Work item:
Please copy every record exactly as it is written.
== Segment start ==
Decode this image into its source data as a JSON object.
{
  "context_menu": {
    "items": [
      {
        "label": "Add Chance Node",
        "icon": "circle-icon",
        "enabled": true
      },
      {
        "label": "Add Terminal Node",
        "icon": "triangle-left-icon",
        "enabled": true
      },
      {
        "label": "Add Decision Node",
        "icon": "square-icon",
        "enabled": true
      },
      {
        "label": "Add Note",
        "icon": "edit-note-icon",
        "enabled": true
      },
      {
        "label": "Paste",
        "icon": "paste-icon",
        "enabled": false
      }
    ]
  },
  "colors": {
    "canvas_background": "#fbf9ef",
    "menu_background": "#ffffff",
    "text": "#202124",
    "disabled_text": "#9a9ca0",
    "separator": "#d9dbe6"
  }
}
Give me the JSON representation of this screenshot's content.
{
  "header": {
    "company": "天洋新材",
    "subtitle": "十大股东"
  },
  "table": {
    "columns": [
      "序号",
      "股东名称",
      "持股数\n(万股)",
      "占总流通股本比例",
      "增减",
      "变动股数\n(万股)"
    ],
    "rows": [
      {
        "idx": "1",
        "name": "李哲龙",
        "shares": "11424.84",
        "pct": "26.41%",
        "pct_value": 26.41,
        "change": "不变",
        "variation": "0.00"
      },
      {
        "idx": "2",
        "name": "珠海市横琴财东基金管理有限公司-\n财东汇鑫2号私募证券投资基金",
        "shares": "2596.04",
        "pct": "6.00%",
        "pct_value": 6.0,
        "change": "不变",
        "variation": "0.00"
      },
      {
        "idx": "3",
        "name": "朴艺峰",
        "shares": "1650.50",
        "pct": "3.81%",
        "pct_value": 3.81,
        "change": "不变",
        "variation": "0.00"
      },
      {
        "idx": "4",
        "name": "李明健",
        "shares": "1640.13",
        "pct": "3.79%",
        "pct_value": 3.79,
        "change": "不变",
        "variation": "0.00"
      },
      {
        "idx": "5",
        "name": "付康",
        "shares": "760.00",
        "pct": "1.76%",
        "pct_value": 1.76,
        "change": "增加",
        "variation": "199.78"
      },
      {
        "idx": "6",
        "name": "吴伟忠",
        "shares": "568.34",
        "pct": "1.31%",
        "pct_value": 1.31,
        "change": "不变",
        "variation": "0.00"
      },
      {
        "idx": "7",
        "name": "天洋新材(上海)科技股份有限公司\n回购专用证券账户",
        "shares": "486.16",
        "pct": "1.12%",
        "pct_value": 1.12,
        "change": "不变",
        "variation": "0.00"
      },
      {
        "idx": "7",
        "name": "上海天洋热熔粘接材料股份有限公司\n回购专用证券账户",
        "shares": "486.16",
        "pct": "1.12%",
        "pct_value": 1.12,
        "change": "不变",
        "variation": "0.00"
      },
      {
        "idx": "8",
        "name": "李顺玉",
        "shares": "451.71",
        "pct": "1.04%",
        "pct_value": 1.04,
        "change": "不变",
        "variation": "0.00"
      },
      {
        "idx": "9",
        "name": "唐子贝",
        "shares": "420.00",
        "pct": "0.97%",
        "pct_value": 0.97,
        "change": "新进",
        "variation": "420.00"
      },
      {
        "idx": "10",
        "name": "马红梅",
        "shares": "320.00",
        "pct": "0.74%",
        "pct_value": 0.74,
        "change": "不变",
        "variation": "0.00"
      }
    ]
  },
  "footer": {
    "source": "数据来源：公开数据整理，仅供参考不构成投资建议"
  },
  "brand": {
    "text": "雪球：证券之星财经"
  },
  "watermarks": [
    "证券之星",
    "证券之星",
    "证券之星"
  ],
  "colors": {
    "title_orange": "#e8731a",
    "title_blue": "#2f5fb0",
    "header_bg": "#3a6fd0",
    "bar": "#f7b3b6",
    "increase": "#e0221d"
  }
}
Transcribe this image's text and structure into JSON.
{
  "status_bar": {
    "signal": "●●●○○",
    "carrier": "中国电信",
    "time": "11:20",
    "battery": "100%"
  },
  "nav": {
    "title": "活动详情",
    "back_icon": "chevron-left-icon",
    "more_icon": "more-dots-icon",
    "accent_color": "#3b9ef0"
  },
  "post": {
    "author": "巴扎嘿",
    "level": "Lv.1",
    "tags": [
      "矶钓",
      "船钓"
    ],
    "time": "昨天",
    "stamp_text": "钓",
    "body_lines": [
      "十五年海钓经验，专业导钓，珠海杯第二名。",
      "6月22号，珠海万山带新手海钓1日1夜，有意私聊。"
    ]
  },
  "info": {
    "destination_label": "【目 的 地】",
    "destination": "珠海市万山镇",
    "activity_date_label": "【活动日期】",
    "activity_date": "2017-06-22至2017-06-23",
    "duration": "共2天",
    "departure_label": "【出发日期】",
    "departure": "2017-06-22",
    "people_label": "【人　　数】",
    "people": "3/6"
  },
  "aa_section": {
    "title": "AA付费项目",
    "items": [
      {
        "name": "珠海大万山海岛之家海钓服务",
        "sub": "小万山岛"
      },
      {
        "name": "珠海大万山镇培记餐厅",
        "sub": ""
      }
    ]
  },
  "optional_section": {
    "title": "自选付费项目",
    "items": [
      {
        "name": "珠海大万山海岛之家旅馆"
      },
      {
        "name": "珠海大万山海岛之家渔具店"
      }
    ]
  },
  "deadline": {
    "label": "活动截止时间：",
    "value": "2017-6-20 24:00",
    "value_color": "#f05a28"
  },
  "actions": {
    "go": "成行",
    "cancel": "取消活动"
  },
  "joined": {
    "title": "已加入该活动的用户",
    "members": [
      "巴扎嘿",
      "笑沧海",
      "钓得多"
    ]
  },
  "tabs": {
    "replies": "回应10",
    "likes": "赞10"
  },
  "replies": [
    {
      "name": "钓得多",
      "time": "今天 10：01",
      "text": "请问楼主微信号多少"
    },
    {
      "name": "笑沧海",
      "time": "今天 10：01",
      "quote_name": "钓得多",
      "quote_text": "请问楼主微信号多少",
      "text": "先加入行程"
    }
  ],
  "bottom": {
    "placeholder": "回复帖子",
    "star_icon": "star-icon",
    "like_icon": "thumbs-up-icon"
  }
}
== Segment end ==
Answer space:
Decode this image into its source data as a JSON object.
{
  "context_menu": {
    "items": [
      {
        "label": "Add Chance Node",
        "icon": "circle-icon",
        "enabled": true
      },
      {
        "label": "Add Terminal Node",
        "icon": "triangle-left-icon",
        "enabled": true
      },
      {
        "label": "Add Decision Node",
        "icon": "square-icon",
        "enabled": true
      },
      {
        "label": "Add Note",
        "icon": "edit-note-icon",
        "enabled": true
      },
      {
        "label": "Paste",
        "icon": "paste-icon",
        "enabled": false
      }
    ]
  },
  "colors": {
    "canvas_background": "#fbf9ef",
    "menu_background": "#ffffff",
    "text": "#202124",
    "disabled_text": "#9a9ca0",
    "separator": "#d9dbe6"
  }
}
Give me the JSON representation of this screenshot's content.
{
  "header": {
    "company": "天洋新材",
    "subtitle": "十大股东"
  },
  "table": {
    "columns": [
      "序号",
      "股东名称",
      "持股数\n(万股)",
      "占总流通股本比例",
      "增减",
      "变动股数\n(万股)"
    ],
    "rows": [
      {
        "idx": "1",
        "name": "李哲龙",
        "shares": "11424.84",
        "pct": "26.41%",
        "pct_value": 26.41,
        "change": "不变",
        "variation": "0.00"
      },
      {
        "idx": "2",
        "name": "珠海市横琴财东基金管理有限公司-\n财东汇鑫2号私募证券投资基金",
        "shares": "2596.04",
        "pct": "6.00%",
        "pct_value": 6.0,
        "change": "不变",
        "variation": "0.00"
      },
      {
        "idx": "3",
        "name": "朴艺峰",
        "shares": "1650.50",
        "pct": "3.81%",
        "pct_value": 3.81,
        "change": "不变",
        "variation": "0.00"
      },
      {
        "idx": "4",
        "name": "李明健",
        "shares": "1640.13",
        "pct": "3.79%",
        "pct_value": 3.79,
        "change": "不变",
        "variation": "0.00"
      },
      {
        "idx": "5",
        "name": "付康",
        "shares": "760.00",
        "pct": "1.76%",
        "pct_value": 1.76,
        "change": "增加",
        "variation": "199.78"
      },
      {
        "idx": "6",
        "name": "吴伟忠",
        "shares": "568.34",
        "pct": "1.31%",
        "pct_value": 1.31,
        "change": "不变",
        "variation": "0.00"
      },
      {
        "idx": "7",
        "name": "天洋新材(上海)科技股份有限公司\n回购专用证券账户",
        "shares": "486.16",
        "pct": "1.12%",
        "pct_value": 1.12,
        "change": "不变",
        "variation": "0.00"
      },
      {
        "idx": "7",
        "name": "上海天洋热熔粘接材料股份有限公司\n回购专用证券账户",
        "shares": "486.16",
        "pct": "1.12%",
        "pct_value": 1.12,
        "change": "不变",
        "variation": "0.00"
      },
      {
        "idx": "8",
        "name": "李顺玉",
        "shares": "451.71",
        "pct": "1.04%",
        "pct_value": 1.04,
        "change": "不变",
        "variation": "0.00"
      },
      {
        "idx": "9",
        "name": "唐子贝",
        "shares": "420.00",
        "pct": "0.97%",
        "pct_value": 0.97,
        "change": "新进",
        "variation": "420.00"
      },
      {
        "idx": "10",
        "name": "马红梅",
        "shares": "320.00",
        "pct": "0.74%",
        "pct_value": 0.74,
        "change": "不变",
        "variation": "0.00"
      }
    ]
  },
  "footer": {
    "source": "数据来源：公开数据整理，仅供参考不构成投资建议"
  },
  "brand": {
    "text": "雪球：证券之星财经"
  },
  "watermarks": [
    "证券之星",
    "证券之星",
    "证券之星"
  ],
  "colors": {
    "title_orange": "#e8731a",
    "title_blue": "#2f5fb0",
    "header_bg": "#3a6fd0",
    "bar": "#f7b3b6",
    "increase": "#e0221d"
  }
}
Transcribe this image's text and structure into JSON.
{
  "status_bar": {
    "signal": "●●●○○",
    "carrier": "中国电信",
    "time": "11:20",
    "battery": "100%"
  },
  "nav": {
    "title": "活动详情",
    "back_icon": "chevron-left-icon",
    "more_icon": "more-dots-icon",
    "accent_color": "#3b9ef0"
  },
  "post": {
    "author": "巴扎嘿",
    "level": "Lv.1",
    "tags": [
      "矶钓",
      "船钓"
    ],
    "time": "昨天",
    "stamp_text": "钓",
    "body_lines": [
      "十五年海钓经验，专业导钓，珠海杯第二名。",
      "6月22号，珠海万山带新手海钓1日1夜，有意私聊。"
    ]
  },
  "info": {
    "destination_label": "【目 的 地】",
    "destination": "珠海市万山镇",
    "activity_date_label": "【活动日期】",
    "activity_date": "2017-06-22至2017-06-23",
    "duration": "共2天",
    "departure_label": "【出发日期】",
    "departure": "2017-06-22",
    "people_label": "【人　　数】",
    "people": "3/6"
  },
  "aa_section": {
    "title": "AA付费项目",
    "items": [
      {
        "name": "珠海大万山海岛之家海钓服务",
        "sub": "小万山岛"
      },
      {
        "name": "珠海大万山镇培记餐厅",
        "sub": ""
      }
    ]
  },
  "optional_section": {
    "title": "自选付费项目",
    "items": [
      {
        "name": "珠海大万山海岛之家旅馆"
      },
      {
        "name": "珠海大万山海岛之家渔具店"
      }
    ]
  },
  "deadline": {
    "label": "活动截止时间：",
    "value": "2017-6-20 24:00",
    "value_color": "#f05a28"
  },
  "actions": {
    "go": "成行",
    "cancel": "取消活动"
  },
  "joined": {
    "title": "已加入该活动的用户",
    "members": [
      "巴扎嘿",
      "笑沧海",
      "钓得多"
    ]
  },
  "tabs": {
    "replies": "回应10",
    "likes": "赞10"
  },
  "replies": [
    {
      "name": "钓得多",
      "time": "今天 10：01",
      "text": "请问楼主微信号多少"
    },
    {
      "name": "笑沧海",
      "time": "今天 10：01",
      "quote_name": "钓得多",
      "quote_text": "请问楼主微信号多少",
      "text": "先加入行程"
    }
  ],
  "bottom": {
    "placeholder": "回复帖子",
    "star_icon": "star-icon",
    "like_icon": "thumbs-up-icon"
  }
}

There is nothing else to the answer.